I’m not saying that Batman and Robin is as bad as the Adam West – helmed Batman series of the 60s, but it wasn’t for lack of trying.
Batman and Robin is a train wreck from minute one onward, starting with the gratuitously homoerotic suit up sequence. Bat-Nipples. Bat-Codpieces. Bat-Ass. The whole thing looks like cosplay night at an S&M dungeon.
The second treat for an unsuspecting public is a bad joke, and the film is just getting started. Bad puns and hammy dialogue permeate throughout this farcical nightmare, and it was all done on purpose. Why the hell did they think people would respond positively to all this fetishism and campy silliness? Was their target audience John Waters?
The horrible trifecta is completed when Arnold Schwarzenegger’s Mr. Freeze steps onto the scene. It’s hard for one bad thing to stick out from such a catastrophic mess as Batman and Robin, but somehow he manages to pull it off.
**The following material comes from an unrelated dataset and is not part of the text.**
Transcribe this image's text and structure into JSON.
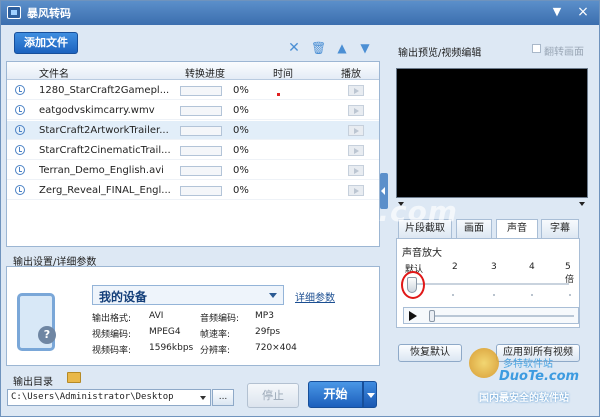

While Mr. Freeze was a joke villain for many years, he got a significant revamp for his portrayal in Batman: The Animated Series. Here, Freeze is portrayed as a cold, emotionless being driven by two things: A cure for his terminally ill wife, and revenge on those responsible for her condition. The Emmy-winning Mr. Freeze episodes set a very high bar for the character, so high that Patrick Stewart was supposed to take the role.
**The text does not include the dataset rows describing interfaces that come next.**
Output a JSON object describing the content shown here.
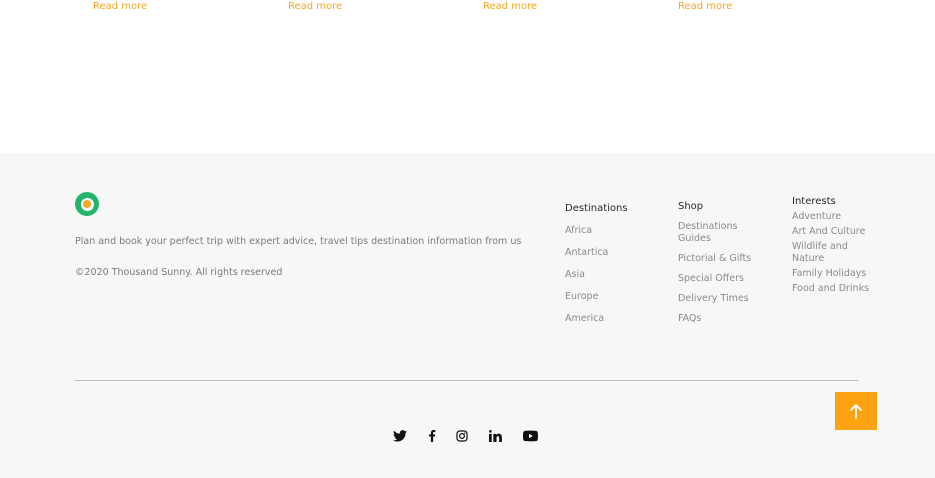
{
  "top": {
    "read_more": [
      "Read more",
      "Read more",
      "Read more",
      "Read more"
    ]
  },
  "footer": {
    "logo_icon": "logo-icon",
    "tagline": "Plan and book your perfect trip with expert advice, travel tips destination information from us",
    "copyright": "©2020 Thousand Sunny. All rights reserved",
    "columns": [
      {
        "title": "Destinations",
        "links": [
          "Africa",
          "Antartica",
          "Asia",
          "Europe",
          "America"
        ]
      },
      {
        "title": "Shop",
        "links": [
          "Destinations Guides",
          "Pictorial & Gifts",
          "Special Offers",
          "Delivery Times",
          "FAQs"
        ]
      },
      {
        "title": "Interests",
        "links": [
          "Adventure",
          "Art And Culture",
          "Wildlife and Nature",
          "Family Holidays",
          "Food and Drinks"
        ]
      }
    ],
    "social_icons": [
      "twitter-icon",
      "facebook-icon",
      "instagram-icon",
      "linkedin-icon",
      "youtube-icon"
    ],
    "back_to_top_icon": "arrow-up-icon",
    "colors": {
      "accent": "#f5a623",
      "button": "#fca311",
      "logo": "#26b36b",
      "footer_bg": "#f7f7f8"
    }
  }
}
Arnold Schwarzenegger is no Patrick Stewart, but this should still have been a layup for The Terminator. Instead, the character is taken back to his one-note joke roots. Literally. He can’t stop making bad puns about ice and cold, and the film keeps providing them, as if this is what people want.
Arnold gives by far the worst performance in the film, but there’s plenty of terrible to go around. Uma Thurman is gloriously bad as Poison Ivy; she has a lot of fun with the character, but the character totally stinks. And say what you will about Tom Hardy’s Bane in Dark Knight Rises, but they at least gave the character some of the cerebral depth that made him so infamous in comics. Here, Bane is turned into a simple bio-goon, a big hulking galoot without a mind of his own.
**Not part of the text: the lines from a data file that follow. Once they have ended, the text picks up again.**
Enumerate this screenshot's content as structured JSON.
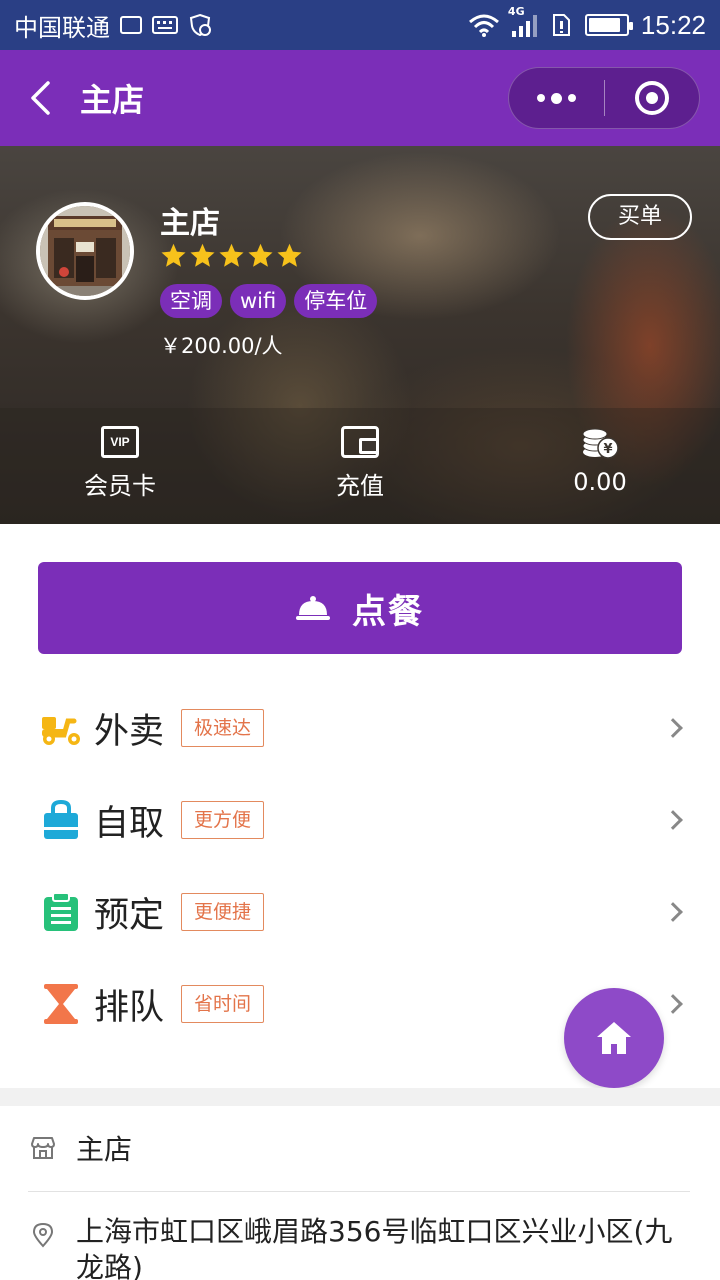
{
  "status_bar": {
    "carrier": "中国联通",
    "network": "4G",
    "time": "15:22",
    "battery_level": 0.85
  },
  "nav": {
    "title": "主店"
  },
  "store": {
    "name": "主店",
    "rating": 5,
    "rating_max": 5,
    "tags": [
      "空调",
      "wifi",
      "停车位"
    ],
    "price": "￥200.00/人",
    "pay_button": "买单"
  },
  "quick_links": [
    {
      "icon": "vip-card-icon",
      "label": "会员卡"
    },
    {
      "icon": "wallet-icon",
      "label": "充值"
    },
    {
      "icon": "coins-icon",
      "label": "0.00"
    }
  ],
  "order_button": {
    "label": "点餐",
    "icon": "serving-cloche-icon"
  },
  "services": [
    {
      "icon": "scooter-icon",
      "label": "外卖",
      "badge": "极速达",
      "color": "#f5b614"
    },
    {
      "icon": "shopping-bag-icon",
      "label": "自取",
      "badge": "更方便",
      "color": "#1ea9d8"
    },
    {
      "icon": "clipboard-icon",
      "label": "预定",
      "badge": "更便捷",
      "color": "#27c17a"
    },
    {
      "icon": "hourglass-icon",
      "label": "排队",
      "badge": "省时间",
      "color": "#f2764a"
    }
  ],
  "store_info": {
    "name": "主店",
    "address": "上海市虹口区峨眉路356号临虹口区兴业小区(九龙路)"
  },
  "colors": {
    "status_bar": "#2a3f85",
    "primary": "#7b2eb8",
    "fab": "#8e4ac8",
    "badge_text": "#e3744a"
  }
}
The heroes do no better, with George “I’m just here for the money” Clooney doing precisely jack shit with Bruce Wayne, Chris O’Donnell being whiney and terrible as the Boy Wonder, and Alicia Silverstone’s purposeless Batgirl being completely purposeless. She plays Alfred’s niece here, apparently from London by way of the Valley.
Joel Schumacher has claimed that he is a lifelong fan of Batman, but seeing this film makes that impossible to believe. The “action” in this film is one stupid set-piece after the next, with Batman and Robin playing hockey against Freeze’s goons, bouncing sunlight off of satellites to melt the city, and other such stupidity that even the writers of Adam West’s Batman would have thought was a bit much. All character development is thrown out the window, in favor of multiple subplots that no one gives a rat’s ass about. There’s no enjoyment to be had anywhere, and it’s all too dull and goofy to even qualify as a guilty pleasure flick.
The irony is that, in trying to make a Batman film that appealed to kids, they took out everything that made kids gravitate toward the character to begin with: They made Batman lame. Audiences responded in kind, and Batman and Robin went on to become the lowest-grossing entry in the franchise. It wasn’t until someone decided to reboot the series with a dark and gritty tone that the Batman found wings again (sorry) with Batman Begins, a commercial and critical favorite.
Next time blockbuster season rolls around, audiences will be treated to Ben Affleck as The Caped Crusader in Batman v Superman: Dawn of Justice. A lot of ink has already been spilled on what a mistake that was, but one thing is certain: There’s no way Affleck can ruin Batman any worse than Joel Schumacher did with this steaming pile of Bat-Crap.